My Grandfather’s funeral was next, and what stood out to me was not the ceremony, but the big party afterwards at my Grandma’s house where my Grandfather would hold court with members of his family who drove in from wherever at some point during every Sunday.
We use the word “heartbreak” very flippantly.
Did my heart break when my first girlfriend broke up with me?
No, but I cried like a little pussy all night before leaving her forever in the misty morning.
My heart didn’t break when my beloved Fighting Irish were blown out by the Alabama team in their only College Football Playoff appearance.
It might have been more of a hit if the game was actually close.
It was over by the end of the first quarter.
After my Mom’s death in 1982, I don’t go to funerals.
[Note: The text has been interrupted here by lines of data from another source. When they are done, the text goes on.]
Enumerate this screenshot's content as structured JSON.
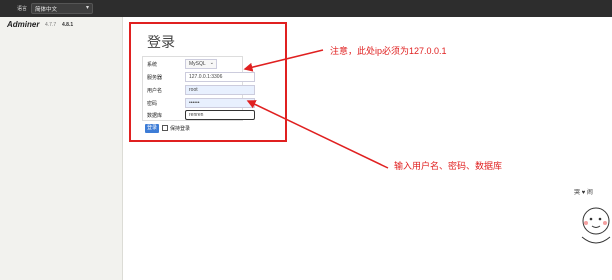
{
  "topbar": {
    "language_label": "语言",
    "language_value": "简体中文"
  },
  "sidebar": {
    "brand": "Adminer",
    "version": "4.7.7",
    "new_version": "4.8.1"
  },
  "login": {
    "title": "登录",
    "fields": {
      "system": {
        "label": "系统",
        "value": "MySQL"
      },
      "server": {
        "label": "服务器",
        "value": "127.0.0.1:3306"
      },
      "username": {
        "label": "用户名",
        "value": "root"
      },
      "password": {
        "label": "密码",
        "value": "••••••"
      },
      "database": {
        "label": "数据库",
        "value": "renren"
      }
    },
    "submit_label": "登录",
    "remember_label": "保持登录"
  },
  "annotations": {
    "note_server": "注意，此处ip必须为127.0.0.1",
    "note_inputs": "输入用户名、密码、数据库",
    "color": "#e02020"
  },
  "sticker": {
    "caption": "哭 ♥ 闹"
  }
}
I wrote a blog about missing my Dad’s funeral in “Promises.”
I will go to the funerals for my big brother Ed, or my in-laws, Karen’s family, but one thing I will never do again is look at the corpse.
I want to remember the person as I remember them, young, kicking ass, and raising hell. Not hollowed out and filled with chemicals, while the face is the makeup artist’s.
No thank you, very much.
My big brother Ed will forever be the Rock to me. His nickname “Rocky” came from our Grandfather, with whom Ed was very close. After my Mom divorced and our family was severed, I was in Japan before you could shake your head. Ed was my protector from anyone bigger, and I was pretty much a little runt, always sickly from the bad water I was exposed to from the Japanese well water.
I had strep throat 23 times in a nine-week span, so that pretty much ended our time in the tiny Japanese village we loved, and we were forced to move onto the American Air Force Base Tachikawa, which I thought was huge.
But there were the girls…
In a very peripatetic existence, I would end up saying final goodbyes to six girlfriends from six different countries.
I was madly in love with each one of them, but you know what?
Not one heart break.